Brownie Samukai told the UN Security Council that the international response to the crisis was “less than robust”.

The World Health Organization (WHO) has warned that thousands more cases could occur in Liberia, which has been worst hit by the West Africa outbreak.

Some 2,288 people have died from Ebola in Liberia, Guinea and Sierra Leone.

The WHO says half of these deaths occurred in the three weeks running up to 6 September.

In Nigeria, eight people have died out of a total 21 cases, while one case has been confirmed in Senegal, with no deaths.

Liberia’s defence minister warned on Tuesday that the country’s weak health system was already overwhelmed by the number of cases.

Mr Samukai told UN Security Council members that Liberia lacked “infrastructure, logistical capacity, professional expertise and financial resources to effectively address this disease”.

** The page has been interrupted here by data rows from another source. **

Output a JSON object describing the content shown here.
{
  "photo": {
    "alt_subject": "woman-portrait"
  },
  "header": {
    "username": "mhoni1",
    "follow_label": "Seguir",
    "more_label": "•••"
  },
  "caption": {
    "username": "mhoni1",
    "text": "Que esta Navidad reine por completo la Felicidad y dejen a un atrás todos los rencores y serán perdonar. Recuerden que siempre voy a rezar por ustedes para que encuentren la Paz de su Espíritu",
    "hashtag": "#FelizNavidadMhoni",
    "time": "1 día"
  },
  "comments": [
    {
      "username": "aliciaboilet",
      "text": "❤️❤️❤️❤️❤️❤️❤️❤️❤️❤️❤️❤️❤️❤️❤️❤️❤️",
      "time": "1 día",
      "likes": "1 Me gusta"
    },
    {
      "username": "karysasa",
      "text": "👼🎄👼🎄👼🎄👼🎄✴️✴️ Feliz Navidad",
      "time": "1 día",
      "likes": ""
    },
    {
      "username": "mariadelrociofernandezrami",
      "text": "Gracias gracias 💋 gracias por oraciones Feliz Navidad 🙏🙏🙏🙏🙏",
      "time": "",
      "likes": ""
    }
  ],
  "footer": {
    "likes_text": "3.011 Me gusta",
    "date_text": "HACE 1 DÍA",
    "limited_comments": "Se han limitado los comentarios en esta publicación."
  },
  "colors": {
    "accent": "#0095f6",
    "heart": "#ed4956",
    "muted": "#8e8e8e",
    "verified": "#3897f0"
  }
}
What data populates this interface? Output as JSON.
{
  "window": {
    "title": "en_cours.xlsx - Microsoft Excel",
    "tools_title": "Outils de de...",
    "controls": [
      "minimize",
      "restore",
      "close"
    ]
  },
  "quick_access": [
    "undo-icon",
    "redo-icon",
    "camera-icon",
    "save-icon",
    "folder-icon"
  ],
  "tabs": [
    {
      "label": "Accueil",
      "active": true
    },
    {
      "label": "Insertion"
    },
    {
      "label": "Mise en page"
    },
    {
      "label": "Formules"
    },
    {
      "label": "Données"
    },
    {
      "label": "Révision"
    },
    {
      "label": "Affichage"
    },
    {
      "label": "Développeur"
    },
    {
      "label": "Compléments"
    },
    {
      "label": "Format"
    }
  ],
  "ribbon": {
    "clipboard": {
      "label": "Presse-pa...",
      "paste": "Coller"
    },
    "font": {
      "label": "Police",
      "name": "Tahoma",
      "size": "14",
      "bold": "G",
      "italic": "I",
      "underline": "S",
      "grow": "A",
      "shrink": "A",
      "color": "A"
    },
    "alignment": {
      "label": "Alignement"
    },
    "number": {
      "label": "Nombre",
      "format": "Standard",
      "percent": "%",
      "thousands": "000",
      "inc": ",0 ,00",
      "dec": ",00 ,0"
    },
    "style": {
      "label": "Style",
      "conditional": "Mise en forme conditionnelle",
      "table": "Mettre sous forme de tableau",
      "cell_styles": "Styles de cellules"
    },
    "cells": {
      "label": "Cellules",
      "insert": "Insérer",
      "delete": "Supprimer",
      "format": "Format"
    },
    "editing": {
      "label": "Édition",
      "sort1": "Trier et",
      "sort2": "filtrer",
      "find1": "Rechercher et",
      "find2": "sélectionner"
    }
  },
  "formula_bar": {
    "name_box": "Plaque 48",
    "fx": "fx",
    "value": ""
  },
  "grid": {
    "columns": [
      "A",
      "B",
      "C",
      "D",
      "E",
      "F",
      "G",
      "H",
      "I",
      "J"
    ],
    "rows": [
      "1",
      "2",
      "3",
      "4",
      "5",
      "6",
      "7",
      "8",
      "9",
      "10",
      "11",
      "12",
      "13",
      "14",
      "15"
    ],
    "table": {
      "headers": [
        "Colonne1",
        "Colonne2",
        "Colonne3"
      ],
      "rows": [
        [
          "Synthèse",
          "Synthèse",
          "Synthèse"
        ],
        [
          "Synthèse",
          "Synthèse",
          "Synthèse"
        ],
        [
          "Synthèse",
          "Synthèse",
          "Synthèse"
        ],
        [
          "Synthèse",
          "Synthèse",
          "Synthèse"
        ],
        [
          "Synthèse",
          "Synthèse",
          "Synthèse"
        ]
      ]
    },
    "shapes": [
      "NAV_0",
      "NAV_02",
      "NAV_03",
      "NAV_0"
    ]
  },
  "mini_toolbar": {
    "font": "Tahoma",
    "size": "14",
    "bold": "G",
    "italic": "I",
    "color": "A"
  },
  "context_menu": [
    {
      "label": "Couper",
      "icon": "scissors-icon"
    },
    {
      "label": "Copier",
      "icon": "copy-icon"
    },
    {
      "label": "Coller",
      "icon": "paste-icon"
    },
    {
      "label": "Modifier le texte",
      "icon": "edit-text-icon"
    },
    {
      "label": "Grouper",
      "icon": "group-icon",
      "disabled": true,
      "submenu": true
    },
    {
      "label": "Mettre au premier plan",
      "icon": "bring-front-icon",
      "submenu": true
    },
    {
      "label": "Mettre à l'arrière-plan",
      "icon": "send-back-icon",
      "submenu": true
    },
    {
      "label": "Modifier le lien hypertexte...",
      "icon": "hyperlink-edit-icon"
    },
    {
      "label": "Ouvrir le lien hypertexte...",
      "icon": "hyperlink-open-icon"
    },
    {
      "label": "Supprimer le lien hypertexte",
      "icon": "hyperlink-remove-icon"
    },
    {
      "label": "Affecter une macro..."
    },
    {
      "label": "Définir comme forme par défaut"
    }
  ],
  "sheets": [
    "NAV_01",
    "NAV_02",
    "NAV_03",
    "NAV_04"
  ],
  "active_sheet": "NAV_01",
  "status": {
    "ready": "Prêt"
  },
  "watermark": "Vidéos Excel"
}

“The deadly Ebola virus has caused a disruption of the normal functioning of our state,” he said.

Separately on Tuesday, the UN’s envoy in Liberia said that at least 160 Liberian health workers had contracted the disease and half of them had died.

Karin Landgren described the outbreak as a “latter-day plague” that was growing exponentially.

She added that health workers were operating without proper protective equipment, training or pay, in comments to the UN Security Council.

“Liberians are facing their gravest threat since their war,” Ms Landgren said.

“I don’t think anybody can say right now that the international response to the Ebola outbreak is sufficient,” US ambassador to the UN Samantha Power said after the Security Council briefing.

Ebola spreads between humans by direct contact with infected blood, bodily fluids or organs, or indirectly through contact with contaminated environments.

Unlike other West African nations affected by the outbreak, efforts to contain the virus in Liberia were not working well, the WHO has said.

The reason for this remains unclear; however, experts say it could be linked to burial practices, which can include touching the body and eating a meal near it.